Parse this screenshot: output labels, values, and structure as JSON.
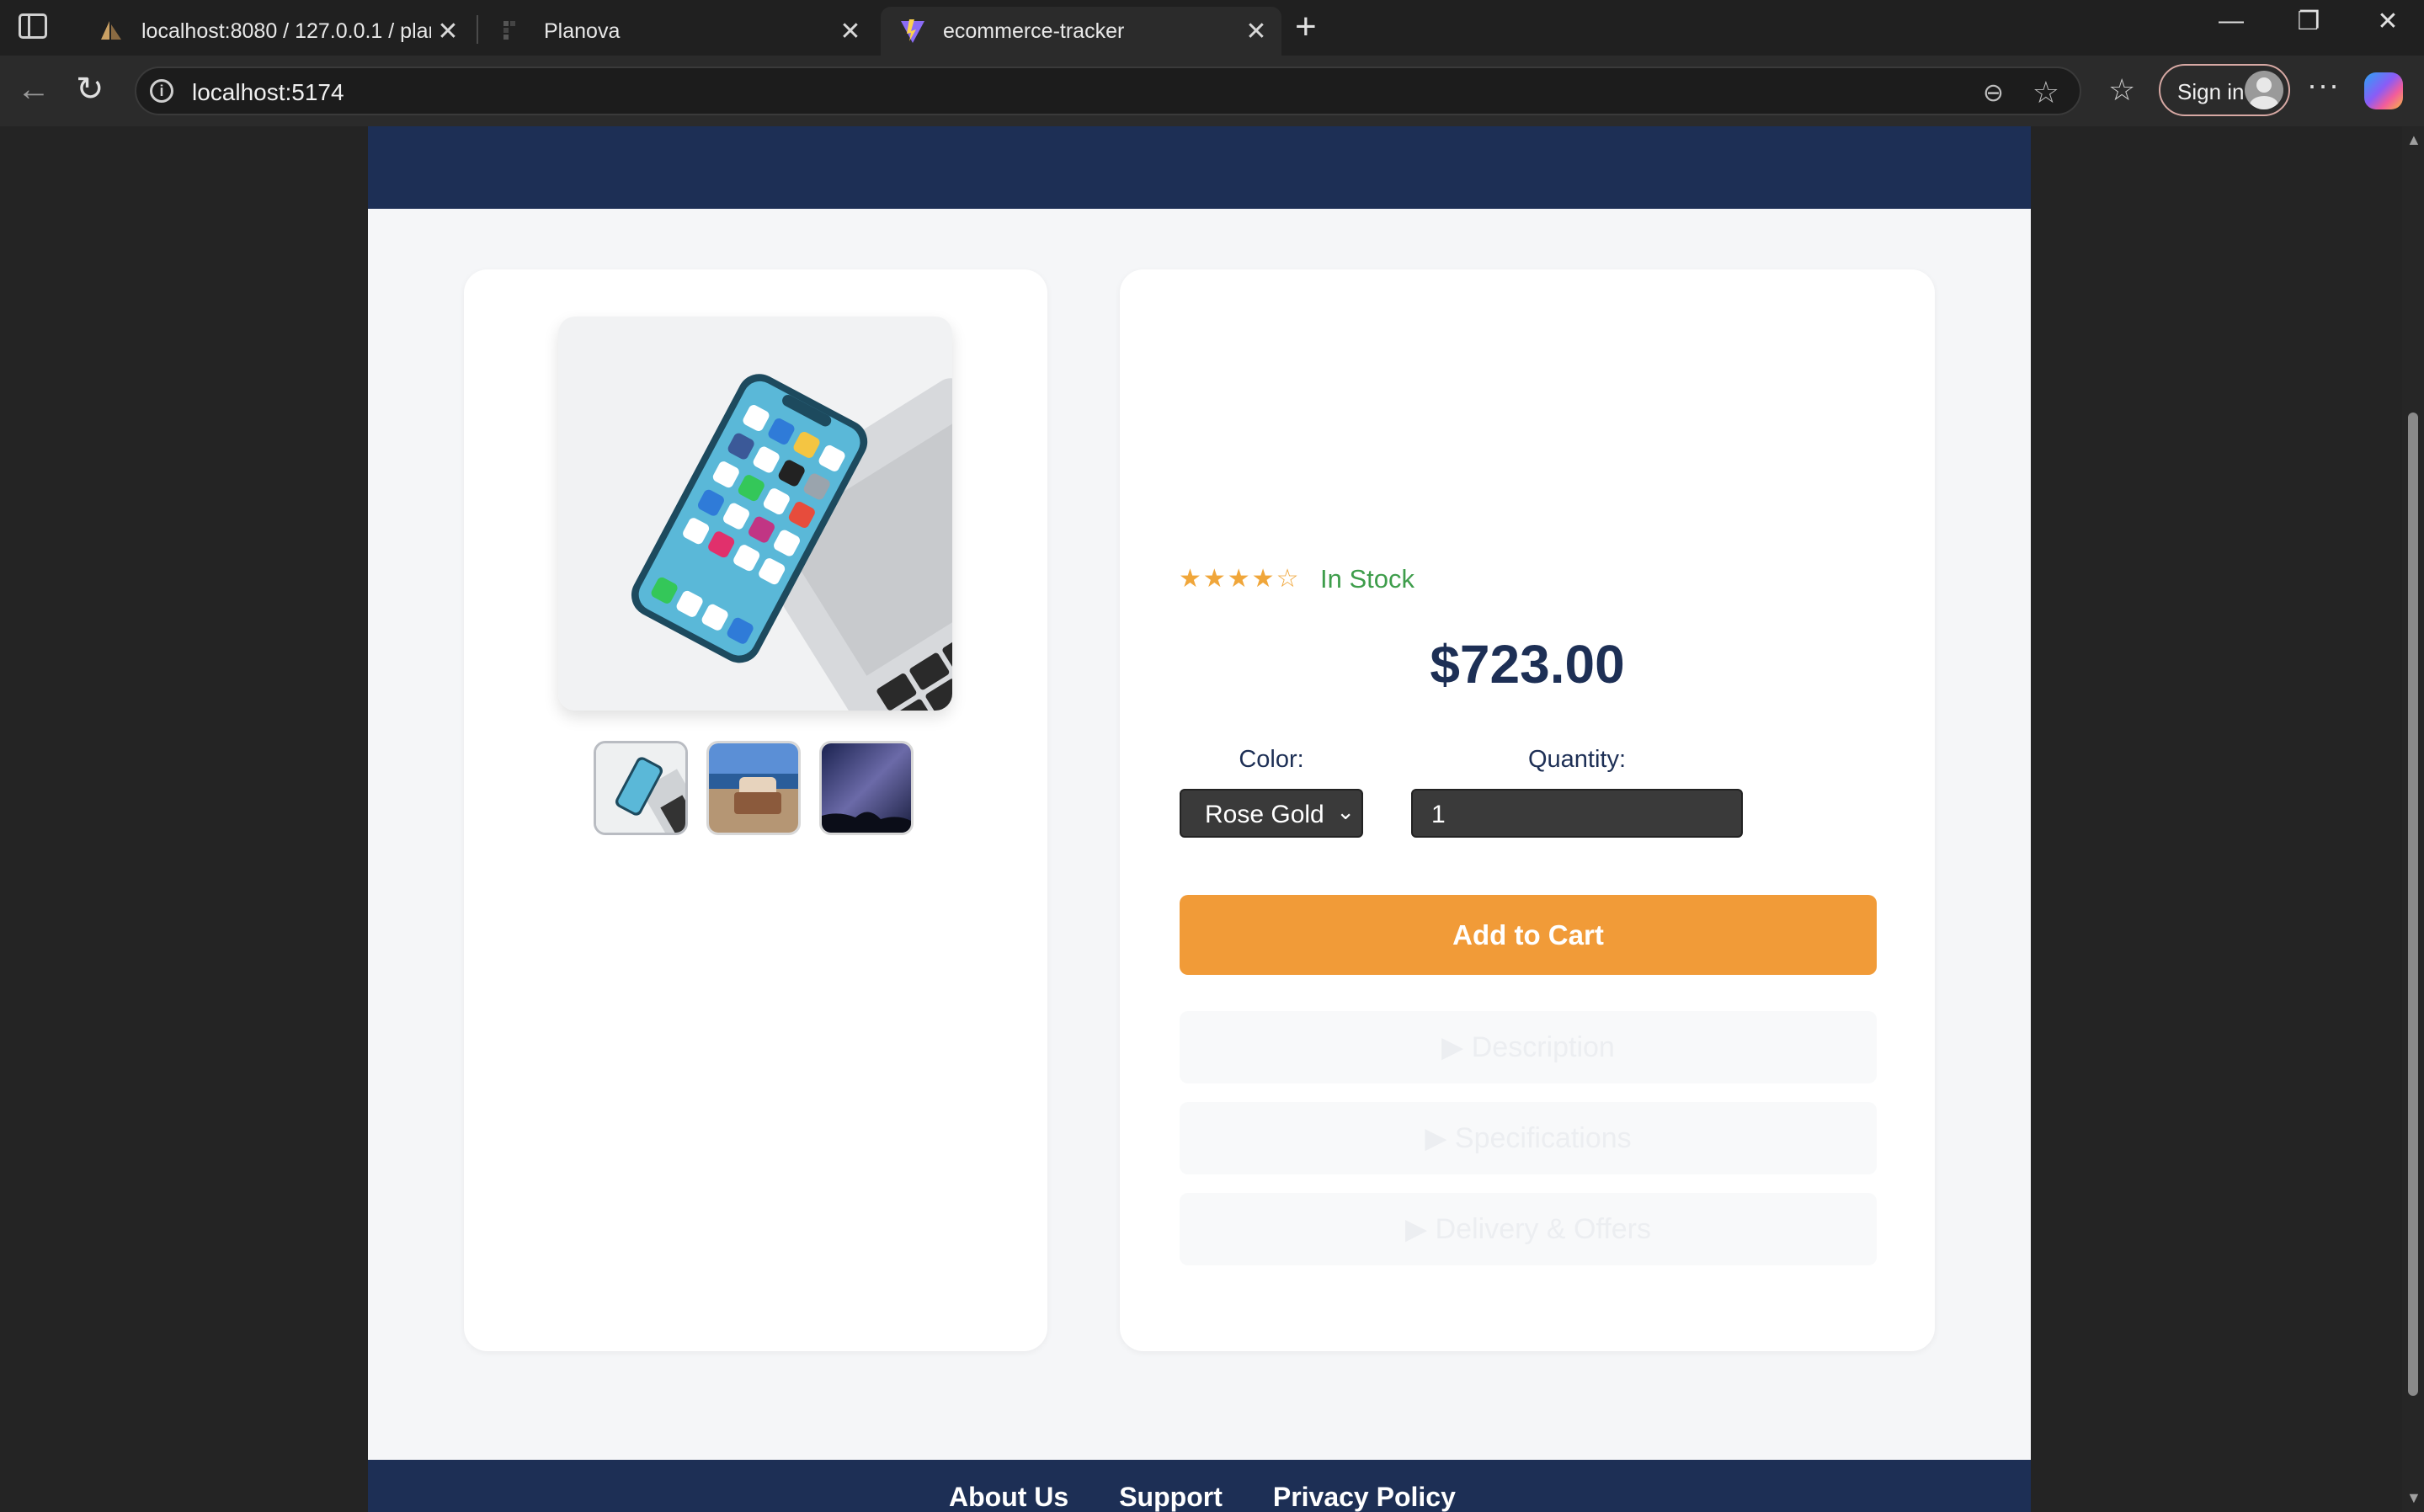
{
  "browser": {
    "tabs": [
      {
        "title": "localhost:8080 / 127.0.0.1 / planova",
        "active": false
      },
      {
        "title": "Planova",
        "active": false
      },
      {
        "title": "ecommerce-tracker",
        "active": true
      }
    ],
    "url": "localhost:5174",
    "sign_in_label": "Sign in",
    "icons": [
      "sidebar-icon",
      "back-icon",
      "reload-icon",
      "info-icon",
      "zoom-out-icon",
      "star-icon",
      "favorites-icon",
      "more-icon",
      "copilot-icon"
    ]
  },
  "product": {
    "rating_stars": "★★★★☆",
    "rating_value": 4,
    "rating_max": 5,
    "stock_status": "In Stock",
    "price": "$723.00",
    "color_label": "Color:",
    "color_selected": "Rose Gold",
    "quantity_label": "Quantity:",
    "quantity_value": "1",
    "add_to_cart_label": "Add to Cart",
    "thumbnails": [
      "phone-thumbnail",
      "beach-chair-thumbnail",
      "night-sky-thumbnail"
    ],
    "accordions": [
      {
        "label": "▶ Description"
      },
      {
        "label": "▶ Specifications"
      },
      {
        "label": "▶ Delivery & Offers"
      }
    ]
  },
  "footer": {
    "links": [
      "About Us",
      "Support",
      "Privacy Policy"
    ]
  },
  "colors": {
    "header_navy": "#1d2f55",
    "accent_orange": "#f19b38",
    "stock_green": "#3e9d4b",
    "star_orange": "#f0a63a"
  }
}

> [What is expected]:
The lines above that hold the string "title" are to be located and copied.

> [Response to the task]:
        "title": "localhost:8080 / 127.0.0.1 / planova",
        "title": "Planova",
        "title": "ecommerce-tracker",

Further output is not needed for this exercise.